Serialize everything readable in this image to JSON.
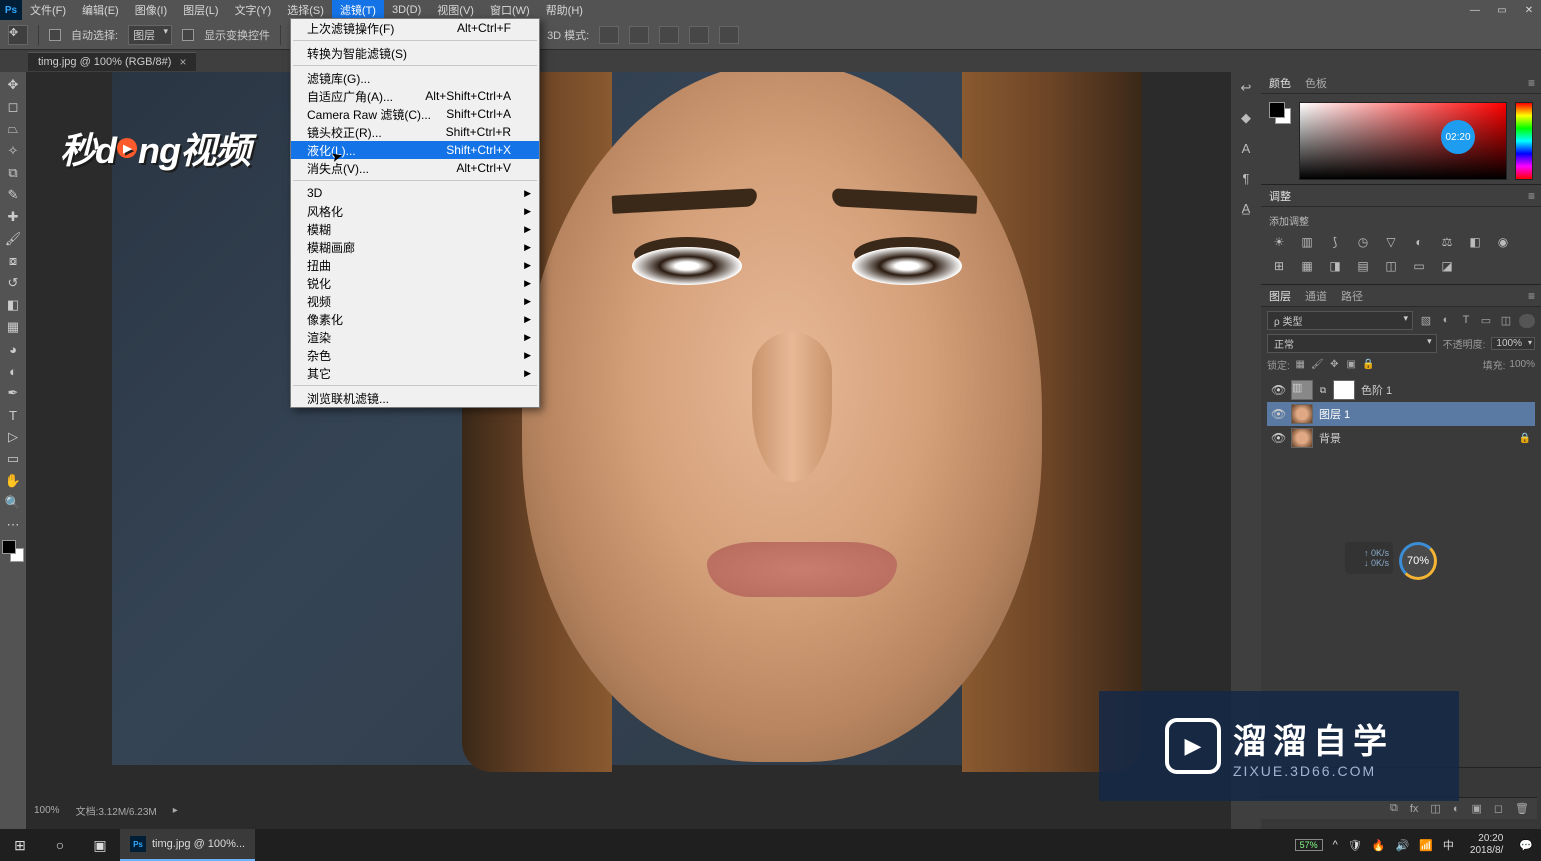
{
  "app": {
    "icon_label": "Ps",
    "menubar": [
      "文件(F)",
      "编辑(E)",
      "图像(I)",
      "图层(L)",
      "文字(Y)",
      "选择(S)",
      "滤镜(T)",
      "3D(D)",
      "视图(V)",
      "窗口(W)",
      "帮助(H)"
    ],
    "active_menu_index": 6
  },
  "options": {
    "auto_select_label": "自动选择:",
    "auto_select_value": "图层",
    "show_transform_label": "显示变换控件",
    "mode_label": "3D 模式:"
  },
  "doc_tab": {
    "title": "timg.jpg @ 100% (RGB/8#)"
  },
  "dropdown": {
    "items": [
      {
        "label": "上次滤镜操作(F)",
        "shortcut": "Alt+Ctrl+F"
      },
      {
        "sep": true
      },
      {
        "label": "转换为智能滤镜(S)"
      },
      {
        "sep": true
      },
      {
        "label": "滤镜库(G)..."
      },
      {
        "label": "自适应广角(A)...",
        "shortcut": "Alt+Shift+Ctrl+A"
      },
      {
        "label": "Camera Raw 滤镜(C)...",
        "shortcut": "Shift+Ctrl+A"
      },
      {
        "label": "镜头校正(R)...",
        "shortcut": "Shift+Ctrl+R"
      },
      {
        "label": "液化(L)...",
        "shortcut": "Shift+Ctrl+X",
        "highlight": true
      },
      {
        "label": "消失点(V)...",
        "shortcut": "Alt+Ctrl+V"
      },
      {
        "sep": true
      },
      {
        "label": "3D",
        "submenu": true
      },
      {
        "label": "风格化",
        "submenu": true
      },
      {
        "label": "模糊",
        "submenu": true
      },
      {
        "label": "模糊画廊",
        "submenu": true
      },
      {
        "label": "扭曲",
        "submenu": true
      },
      {
        "label": "锐化",
        "submenu": true
      },
      {
        "label": "视频",
        "submenu": true
      },
      {
        "label": "像素化",
        "submenu": true
      },
      {
        "label": "渲染",
        "submenu": true
      },
      {
        "label": "杂色",
        "submenu": true
      },
      {
        "label": "其它",
        "submenu": true
      },
      {
        "sep": true
      },
      {
        "label": "浏览联机滤镜..."
      }
    ]
  },
  "watermark_tl": {
    "text_a": "秒d",
    "text_b": "ng视频"
  },
  "right_tabs": {
    "color": [
      "颜色",
      "色板"
    ],
    "adjustments": [
      "调整"
    ],
    "adj_hint": "添加调整",
    "layers": [
      "图层",
      "通道",
      "路径"
    ]
  },
  "layers": {
    "kind_label": "ρ 类型",
    "blend_mode": "正常",
    "opacity_label": "不透明度:",
    "opacity_value": "100%",
    "lock_label": "锁定:",
    "fill_label": "填充:",
    "fill_value": "100%",
    "items": [
      {
        "name": "色阶 1",
        "type": "adjust"
      },
      {
        "name": "图层 1",
        "type": "pixel",
        "selected": true
      },
      {
        "name": "背景",
        "type": "pixel",
        "locked": true
      }
    ]
  },
  "status": {
    "zoom": "100%",
    "doc_info": "文档:3.12M/6.23M"
  },
  "overlays": {
    "progress": "70%",
    "net_up": "↑ 0K/s",
    "net_down": "↓ 0K/s",
    "time_badge": "02:20"
  },
  "watermark_br": {
    "cn": "溜溜自学",
    "en": "ZIXUE.3D66.COM"
  },
  "taskbar": {
    "app_title": "timg.jpg @ 100%...",
    "battery": "57%",
    "clock_time": "20:20",
    "clock_date": "2018/8/"
  }
}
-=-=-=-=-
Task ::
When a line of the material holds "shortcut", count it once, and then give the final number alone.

Problem solution ::
6